The “Perfect” Amount Of Surface Agitation and Aeration
So, is there a thing such as the “perfect” amount of surface agitation? Well, let’s put it this way: Surface agitation can either be insufficient or excessive. And of course, the amount depends on the type of fish and plants.
It can be difficult to tell whether you’re giving enough oxygen to your fish because they might not show any symptoms at first. The most obvious sign that there is insufficient oxygen is if you see your fish regularly gasping at the surface. They may also hang out around the filter output which tends to have high oxygen concentration near the surface. Your bottom-dwelling fish will similarly swim to the upper part of the aquarium.
Yes, there is a thing such as having too much oxygen. If you see your fish being whisked around the aquarium or struggling, you need to reduce the amount of circulation. Some species prefer calm or still waters whereas others require a consistent amount of current.
It’s always a must to do proper research on the fish and plants that you’ll want in your tank beforehand. You’ll want to recreate their natural habitat – including their surface agitation preferences.
How To Create Surface Agitation and Aeration
Chances are that you already have a filter set up on your tank. Whether you have a HOB (hang on back) filter, a canister filter, or a sponge filter, each will contribute to the water’s surface agitation.
A HOB filter’s output drops water into the surface of the tank and, therefore, creates surface agitation. For canister filters, you need to point the return up towards the surface of the water to agitate it. Lastly, sponge filters can either use an air stone or an airline to operate. The bubbles will rise to the surface and agitate the surface of the water.
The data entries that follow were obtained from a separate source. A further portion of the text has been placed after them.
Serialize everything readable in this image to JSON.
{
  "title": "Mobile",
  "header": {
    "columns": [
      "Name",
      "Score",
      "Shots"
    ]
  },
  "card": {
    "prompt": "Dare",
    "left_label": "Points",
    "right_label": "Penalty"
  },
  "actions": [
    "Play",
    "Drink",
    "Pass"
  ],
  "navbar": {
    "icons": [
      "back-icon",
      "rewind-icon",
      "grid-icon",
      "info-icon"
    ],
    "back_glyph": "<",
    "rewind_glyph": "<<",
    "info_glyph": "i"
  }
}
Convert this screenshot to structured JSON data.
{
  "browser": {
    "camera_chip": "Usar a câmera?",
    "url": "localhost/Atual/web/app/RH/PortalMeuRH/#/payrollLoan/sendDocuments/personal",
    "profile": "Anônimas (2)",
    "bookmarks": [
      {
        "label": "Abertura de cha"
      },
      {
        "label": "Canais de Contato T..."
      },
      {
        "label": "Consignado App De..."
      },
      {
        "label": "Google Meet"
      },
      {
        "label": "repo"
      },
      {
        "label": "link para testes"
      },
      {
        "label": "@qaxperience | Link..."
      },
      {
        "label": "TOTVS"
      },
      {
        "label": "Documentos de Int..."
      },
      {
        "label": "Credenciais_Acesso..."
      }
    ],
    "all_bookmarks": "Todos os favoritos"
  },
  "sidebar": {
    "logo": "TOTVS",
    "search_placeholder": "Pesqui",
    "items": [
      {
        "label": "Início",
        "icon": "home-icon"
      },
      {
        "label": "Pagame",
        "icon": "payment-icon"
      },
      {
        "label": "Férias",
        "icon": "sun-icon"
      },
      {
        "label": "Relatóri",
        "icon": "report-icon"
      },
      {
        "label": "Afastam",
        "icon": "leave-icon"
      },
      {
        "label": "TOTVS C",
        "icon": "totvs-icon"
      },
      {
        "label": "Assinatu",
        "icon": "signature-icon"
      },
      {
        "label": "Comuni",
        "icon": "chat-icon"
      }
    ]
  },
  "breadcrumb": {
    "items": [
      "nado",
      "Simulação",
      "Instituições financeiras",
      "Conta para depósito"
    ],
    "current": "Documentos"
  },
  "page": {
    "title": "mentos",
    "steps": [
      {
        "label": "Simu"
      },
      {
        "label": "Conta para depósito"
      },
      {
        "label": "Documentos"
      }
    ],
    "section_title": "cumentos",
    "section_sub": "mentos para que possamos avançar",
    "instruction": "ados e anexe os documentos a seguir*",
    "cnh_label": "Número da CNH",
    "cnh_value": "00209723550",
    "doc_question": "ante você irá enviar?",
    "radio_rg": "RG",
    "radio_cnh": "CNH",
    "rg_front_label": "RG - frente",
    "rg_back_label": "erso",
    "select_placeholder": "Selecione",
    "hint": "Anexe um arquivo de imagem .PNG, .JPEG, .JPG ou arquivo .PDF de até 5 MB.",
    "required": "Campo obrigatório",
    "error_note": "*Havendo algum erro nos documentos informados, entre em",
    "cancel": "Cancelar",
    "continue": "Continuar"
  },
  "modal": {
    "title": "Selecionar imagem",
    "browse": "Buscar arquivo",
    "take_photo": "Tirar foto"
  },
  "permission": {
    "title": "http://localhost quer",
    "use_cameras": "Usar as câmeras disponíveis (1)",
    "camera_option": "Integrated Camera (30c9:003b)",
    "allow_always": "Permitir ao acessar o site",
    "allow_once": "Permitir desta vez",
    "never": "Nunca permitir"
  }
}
Additionally, filters help circulate water from the bottom of the tank to the top – increasing its water concentration. However, the placement of your filters matters in order to prevent “dead spots” (low water circulation areas) in your tank.
If your filter isn’t enough, a power head might be the answer. A power head siphons the water up out of the tank and mixes it with air as it’s expelled. Essentially, it boosts water movement. This way, your tank’s surface agitation and aeration will increase. Power heads can also be useful to eliminate those “dead spots”. It’s also an excellent choice for larger tanks.
Wavemakers are simply aquatic fans – circulating the water and creating surface agitation. The position of the wavemakers determines the current of the water. By aiming the fan upwards, the wavemaker is more capable of agitating the surface water. Wavemakers also have other benefits for your aquarium.
Aquarium bubblers are commonly used by beginners and small tank owners. They are a more affordable option to create surface agitation in your aquarium. Bubblers produce hundreds of… well, bubbles! As the bubbles rise, they agitate the surface of the water.
Spray bars… a piece of pipe with holes in it! It can sit on your filter outlet and distributes water evenly and gently. And of course, spray bars create surface agitation. Even though spray bars are more gentle, they can still help oxygenate the water. Spray bars are the perfect option if you’re the proud owner of Bettas or Gouramis.
Lily pipes owe their name to the Calla Lily because the end piece is modelled after the flower of this plant. It’s a beautifully constructed glass pipe that sits on the outflow of your aquarium filter. It distributes water across the surface of your aquarium, agitating it.
Lily pipes blend in with your aquarium, which makes it a perfect option if you’re obsessed with your tank’s aesthetics. It recreates a natural-looking environment. Not only do lily pipes help with surface agitation, but they can also be used to control the pressure of the outflow on your filter.
This may not be every fishkeeper’s favorite topic, but it’s a topic worth covering. Surface agitation and aeration is crucial for your aquarium to thrive. At least now you understand its importance and the various ways in which you can implement it in your tank.
Always be sure to do thorough research based on your fish, plants, and the tank you choose.
Want to read another overlooked but equally important topic in the fishkeeping hobby? Start off with the Nitrogen Cycle.